                Date




Loewald notes that punishment does not work in absolving one of a sense of guilt. More
punishment is always needed. There is a difference between punishment and atonement.

“Responsibility to oneself, within the context of authoritative norms consciously and
unconsciously accepted or assimilated from parental and societal sources, is the essence
of superego as internal agency.” (p. 392)

The paradox is: Self-responsibility, involving parricide in psychic reality and in
symbolic form…..is, from the viewpoint of received morality, a crime. But it is not only
a crime of which humans inevitably become guilty in the process of emancipating
individuation…self responsibility at the same time is the restitutive atonement for that
crime.” To Loewald, responsible autonomy is our atonement for choosing autonomy:
“The self, in its autonomy, is an atonement structure, a structure of reconciliation, and as
such a supreme achievement.”
(p. 404): the intermediate nature of incestuous relations, intermediate between
identification and object cathexis, throws additional light on its centrality.” …

“We are reminded that the oedipal attachments, struggles, and conflicts must also be
understood as new versions of the basic union-individuation dilemma. The superego, as
the culmination of individual psychic structure formation, represents something ultimate
in the basic separation-individuation process.”


When, because of having reached a capacity for superego formation, a higher
organization, internalization of self-regulatory functions mature object relations, we
renounce our primary object ties

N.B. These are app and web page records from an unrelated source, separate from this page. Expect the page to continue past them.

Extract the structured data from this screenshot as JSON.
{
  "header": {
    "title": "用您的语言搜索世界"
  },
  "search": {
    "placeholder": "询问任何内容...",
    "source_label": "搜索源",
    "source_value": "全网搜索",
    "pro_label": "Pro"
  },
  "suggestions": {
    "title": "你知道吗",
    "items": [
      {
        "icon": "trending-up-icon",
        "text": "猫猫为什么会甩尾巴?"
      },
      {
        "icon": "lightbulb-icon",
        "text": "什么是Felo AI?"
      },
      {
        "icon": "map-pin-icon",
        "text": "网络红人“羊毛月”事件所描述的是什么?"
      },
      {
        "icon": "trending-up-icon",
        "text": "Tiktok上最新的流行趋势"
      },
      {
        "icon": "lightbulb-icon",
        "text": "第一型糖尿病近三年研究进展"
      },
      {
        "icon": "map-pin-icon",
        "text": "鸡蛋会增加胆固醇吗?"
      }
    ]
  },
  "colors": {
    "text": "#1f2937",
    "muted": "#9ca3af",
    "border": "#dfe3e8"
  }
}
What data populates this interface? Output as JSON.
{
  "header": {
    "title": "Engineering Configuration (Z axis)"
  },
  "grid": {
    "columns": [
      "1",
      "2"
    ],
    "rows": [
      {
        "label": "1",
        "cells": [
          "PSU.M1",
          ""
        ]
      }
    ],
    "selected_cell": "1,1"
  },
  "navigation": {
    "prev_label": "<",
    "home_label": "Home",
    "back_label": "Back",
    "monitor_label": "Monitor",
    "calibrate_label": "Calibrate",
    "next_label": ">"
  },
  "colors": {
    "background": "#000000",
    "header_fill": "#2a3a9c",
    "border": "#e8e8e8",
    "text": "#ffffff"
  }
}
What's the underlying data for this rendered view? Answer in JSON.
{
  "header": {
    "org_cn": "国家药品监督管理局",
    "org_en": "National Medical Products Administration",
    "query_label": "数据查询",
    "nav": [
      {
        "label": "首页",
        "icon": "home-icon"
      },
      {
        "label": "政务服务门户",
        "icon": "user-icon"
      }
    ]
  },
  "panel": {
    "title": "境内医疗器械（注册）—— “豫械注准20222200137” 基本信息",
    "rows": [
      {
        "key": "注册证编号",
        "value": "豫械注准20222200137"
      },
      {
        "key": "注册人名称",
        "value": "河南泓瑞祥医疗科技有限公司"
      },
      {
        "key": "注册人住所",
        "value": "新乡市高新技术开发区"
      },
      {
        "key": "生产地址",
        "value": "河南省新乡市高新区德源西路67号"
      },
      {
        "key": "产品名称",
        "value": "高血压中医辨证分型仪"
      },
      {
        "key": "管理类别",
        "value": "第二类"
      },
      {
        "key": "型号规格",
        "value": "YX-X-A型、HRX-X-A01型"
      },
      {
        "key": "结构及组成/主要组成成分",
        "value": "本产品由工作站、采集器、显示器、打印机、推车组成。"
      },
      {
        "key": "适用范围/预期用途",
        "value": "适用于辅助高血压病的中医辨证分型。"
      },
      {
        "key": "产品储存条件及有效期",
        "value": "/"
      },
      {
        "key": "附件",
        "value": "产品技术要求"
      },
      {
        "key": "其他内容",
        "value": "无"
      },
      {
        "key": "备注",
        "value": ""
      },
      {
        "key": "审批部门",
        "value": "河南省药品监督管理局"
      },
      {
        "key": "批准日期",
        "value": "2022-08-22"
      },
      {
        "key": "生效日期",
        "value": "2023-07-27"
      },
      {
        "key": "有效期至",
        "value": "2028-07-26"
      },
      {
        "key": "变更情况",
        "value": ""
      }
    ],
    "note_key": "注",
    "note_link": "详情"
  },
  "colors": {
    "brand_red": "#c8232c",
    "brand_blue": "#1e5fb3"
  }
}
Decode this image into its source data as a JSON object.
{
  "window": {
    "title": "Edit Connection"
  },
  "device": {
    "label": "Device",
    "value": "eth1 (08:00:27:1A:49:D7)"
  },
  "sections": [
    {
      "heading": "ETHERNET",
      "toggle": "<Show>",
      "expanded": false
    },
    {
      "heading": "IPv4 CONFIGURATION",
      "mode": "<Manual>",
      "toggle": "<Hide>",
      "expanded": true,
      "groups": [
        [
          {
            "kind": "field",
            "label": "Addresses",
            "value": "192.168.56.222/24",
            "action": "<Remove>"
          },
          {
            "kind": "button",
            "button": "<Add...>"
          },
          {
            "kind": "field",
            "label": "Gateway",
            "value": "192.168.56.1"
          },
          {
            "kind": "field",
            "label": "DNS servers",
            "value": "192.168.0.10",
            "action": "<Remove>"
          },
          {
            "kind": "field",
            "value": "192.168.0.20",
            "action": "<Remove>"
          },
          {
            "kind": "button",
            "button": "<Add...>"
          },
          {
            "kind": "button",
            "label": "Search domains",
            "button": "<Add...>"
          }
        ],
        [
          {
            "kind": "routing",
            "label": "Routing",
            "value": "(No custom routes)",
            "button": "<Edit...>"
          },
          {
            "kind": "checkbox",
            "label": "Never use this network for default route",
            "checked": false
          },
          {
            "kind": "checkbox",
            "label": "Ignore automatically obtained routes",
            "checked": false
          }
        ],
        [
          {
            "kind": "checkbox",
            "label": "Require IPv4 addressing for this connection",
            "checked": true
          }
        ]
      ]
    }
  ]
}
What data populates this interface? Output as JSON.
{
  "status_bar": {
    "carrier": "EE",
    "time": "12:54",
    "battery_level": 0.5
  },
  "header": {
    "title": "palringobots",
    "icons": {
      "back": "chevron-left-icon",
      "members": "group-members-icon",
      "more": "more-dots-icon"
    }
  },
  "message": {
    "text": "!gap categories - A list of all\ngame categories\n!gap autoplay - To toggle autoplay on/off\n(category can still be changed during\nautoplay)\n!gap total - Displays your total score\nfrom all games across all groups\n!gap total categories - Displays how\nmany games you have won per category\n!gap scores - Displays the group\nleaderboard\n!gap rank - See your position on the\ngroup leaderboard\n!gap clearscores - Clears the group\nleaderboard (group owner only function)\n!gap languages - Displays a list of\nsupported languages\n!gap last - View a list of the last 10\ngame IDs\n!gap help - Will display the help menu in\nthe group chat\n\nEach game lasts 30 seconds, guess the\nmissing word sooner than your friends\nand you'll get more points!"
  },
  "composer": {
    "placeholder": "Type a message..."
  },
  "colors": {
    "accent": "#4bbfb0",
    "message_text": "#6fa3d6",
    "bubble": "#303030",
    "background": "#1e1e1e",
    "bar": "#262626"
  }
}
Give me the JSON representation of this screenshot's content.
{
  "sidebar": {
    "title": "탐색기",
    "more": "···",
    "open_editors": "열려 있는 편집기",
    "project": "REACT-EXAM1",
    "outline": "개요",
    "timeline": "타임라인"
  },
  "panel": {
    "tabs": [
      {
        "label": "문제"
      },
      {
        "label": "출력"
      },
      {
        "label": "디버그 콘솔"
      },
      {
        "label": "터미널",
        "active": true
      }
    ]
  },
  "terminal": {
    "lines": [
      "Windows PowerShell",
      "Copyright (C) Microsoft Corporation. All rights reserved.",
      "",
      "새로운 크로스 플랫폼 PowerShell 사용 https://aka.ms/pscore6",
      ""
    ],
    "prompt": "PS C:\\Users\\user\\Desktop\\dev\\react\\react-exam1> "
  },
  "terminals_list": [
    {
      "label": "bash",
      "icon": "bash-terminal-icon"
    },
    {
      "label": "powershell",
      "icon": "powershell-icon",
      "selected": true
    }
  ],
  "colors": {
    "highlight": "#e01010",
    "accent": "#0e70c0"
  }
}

Seen in this light, it is clear that the oedipal period is a critical time for formation of
autonomy, self responsibility, as well as reworking and restructuring object ties and
creating room for new ones. One aspect of this new structuring is the capacity for triadic
relationships. This aspect is both an outcome of prior experience and a prerequisite for
the capacity for autonomy and empathy in the future.

The aspect of love relationships and their severance and reworking in and after the
oedipal period constitutes another aspect of destruction, reorganization and atonement
described by Loewald, but this aspect will not be explored in this paper.

According to Loewald, the incest taboo preserves the integrity of preoedipal intimacy
and the preoedipal identificatory bond. This allows the identification to proceed on a
new plane, that of secondary identifications which contribute to the formation of the
superego. “Identification processes develop, on a new plane of organization extablished
in the oedipal phase, into secondary identifications of superego development.” (p. 398)

				
DOCUMENT INFO
Shared By:
Categories:
Tags:
Stats:
views:58
posted:9/7/2011
language:English
pages:40